Melanoma Disease Management Group Research
At Perlmutter Cancer Center, the Melanoma Disease Management Group (DMG) investigates ways to reduce morbidity and mortality of melanoma patients by developing more precise diagnostic tools for those at risk and improving treatment strategies.
Our multidisciplinary team of investigators and clinicians includes medical oncologists, surgeons, radiation oncologists, dermatologists, pathologists, pharmacologists, environmental medicine experts, cell biology investigators, chemists, biostatisticians, immunologists, geneticists, and basic scientists.
Our investigators work together to develop new predictive and prognostic models that integrate molecular biomarkers with clinical variables for patients with primary melanoma. We investigate melanoma’s biologic heterogeneity, with an emphasis on molecular alterations associated with disease progression and drug resistance. We also develop and integrate emerging novel immunotherapeutic approaches to chemotherapy and biological therapies.
Melanoma Research Leadership
Anna C. Pavlick, DO, MBA
Co-Director, Melanoma Program
Professor, Department of Medicine
Professor, Ronald O. Perelman Department of Dermatology
Richard L. Shapiro, MD
Professor, Department of Surgery
Benjamin Cooper, MD
Assistant Professor, Department of Radiation Oncology
Melanoma Research Areas of Focus
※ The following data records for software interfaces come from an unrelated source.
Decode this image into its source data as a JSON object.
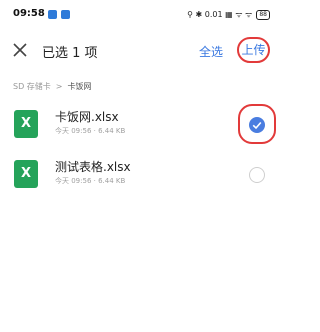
{
  "status_bar": {
    "time": "09:58",
    "indicators": "⚲ ✱ 0.01 ▦ ᯤ ᯤ",
    "battery": "88"
  },
  "toolbar": {
    "close_icon": "close-icon",
    "title": "已选 1 项",
    "select_all_label": "全选",
    "upload_label": "上传"
  },
  "breadcrumb": {
    "root": "SD 存储卡",
    "separator": ">",
    "current": "卡饭网"
  },
  "files": [
    {
      "icon": "excel-file-icon",
      "icon_letter": "X",
      "name": "卡饭网.xlsx",
      "meta": "今天 09:56 · 6.44 KB",
      "selected": true
    },
    {
      "icon": "excel-file-icon",
      "icon_letter": "X",
      "name": "测试表格.xlsx",
      "meta": "今天 09:56 · 6.44 KB",
      "selected": false
    }
  ],
  "colors": {
    "accent": "#3a78e0",
    "highlight": "#e23a3a",
    "excel_green": "#25a35a"
  }
}
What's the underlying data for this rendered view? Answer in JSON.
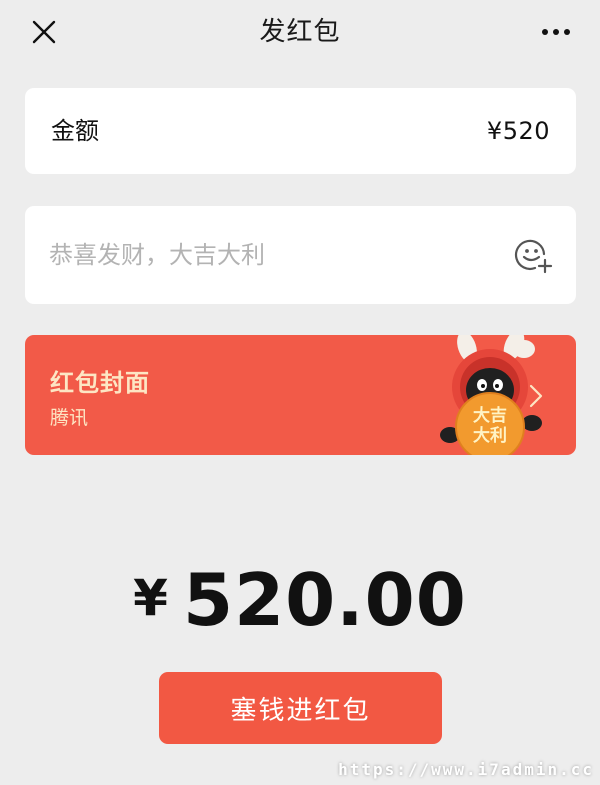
{
  "topbar": {
    "title": "发红包",
    "close_icon": "close-icon",
    "more_icon": "more-dots-icon"
  },
  "amount": {
    "label": "金额",
    "value": "¥520"
  },
  "message": {
    "placeholder": "恭喜发财，大吉大利",
    "value": "",
    "emoji_icon": "emoji-add-icon"
  },
  "cover": {
    "title": "红包封面",
    "subtitle": "腾讯",
    "mascot_text": "大吉大利",
    "chevron_icon": "chevron-right-icon"
  },
  "total": {
    "currency": "¥",
    "value": "520.00"
  },
  "send_button": {
    "label": "塞钱进红包"
  },
  "watermark": {
    "text": "https://www.i7admin.cc"
  },
  "colors": {
    "background": "#ededed",
    "accent_red": "#f25843",
    "cover_text": "#fde6c4"
  }
}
The Melanoma DMG has studied treatment outcomes for immunotherapy and targeted therapies for metastatic melanoma of unknown primary (MUP), which is seldom reported in clinical trials. We have helped demonstrate that EZH2 upregulation is common in acral lentiginous melanoma (ALM), suggesting that it may play a role in metastatic progression. We have also found that nodular melanoma and superficial spreading melanoma show divergent mutational patterns that may contribute to their clinical behaviors and responses to BRAF targeted therapy.
We have also been leaders in the clinical trials that brought immunotherapy to the melanoma forefront for both metastatic and high-risk disease. Furthermore, we have been integral in identifying biologic characteristics that may impact responses to immunotherapy.